On curriculum under this bill, if a parent disagreed with a history teacher that the Civil War was fought over slavery, they could complain to the school board. But when I brought that example up with Calloway, he said it was more about getting books like “Gender/Queer” out of school libraries or protecting kids from drag shows. When I asked him if any public schools in Kentucky had hosted drag shows, he cited a case in Missouri, where a group of middle school children were taken to a city event that ended with a drag show.
“Just because something has not happened in Kentucky yet does not mean we should not address it,” Calloway said. “We want to lead in presenting what we want for our children in the state of Kentucky.”
Later in the day, Sen. Max Wise, R-Campbellsville, who is Kelly Craft’s running mate, just happened to drop the Senate version of the bill, which appears to be much less wild-eyed than Calloway’s.

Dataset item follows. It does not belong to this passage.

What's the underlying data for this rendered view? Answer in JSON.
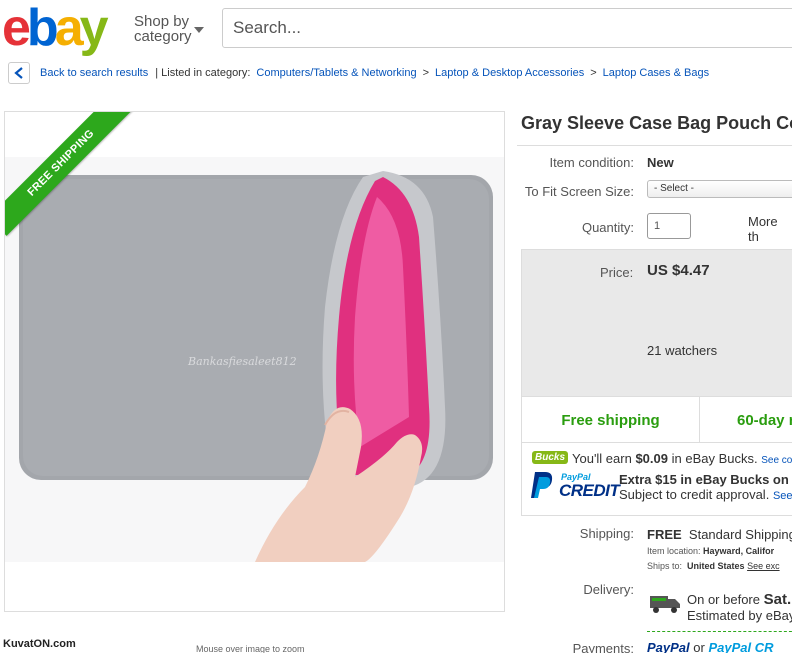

The very nice and earnest Mr. Calloway may believe these things are happening or will, which is better than using them as cynical political props, as I’m afraid Wise is doing. But they are bad bills on many levels and it will only worsen Kentucky’s teacher shortage, which was discussed at length on Tuesday. The lack of respect for teachers was one answer, the low pay, another, and let me tell you, no one gets paid enough to deal with the kind of garbage that would be inflicted on them by this legislation.
Then there’s the cost to children, as was pointed out by Sen. Karen Berg after Wise announced his bill on the Senate floor. Berg tragically lost her trans son to suicide late last year, and she asked her Senate colleagues to avoid politicizing issues that are “literally killing our children.”
I’m sure they will ignore her, because what is one mother’s pain to political hay?
Wise said Wednesday that his bill was in reaction to Education Commissioner Jason Glass, who took a bold stand at that meeting and declared: “The people who are making pronouns and transgender issues and woke issues a priority in our education are politicians. They are not the things that are in our schools,” Glass said.
Turns out he’s right.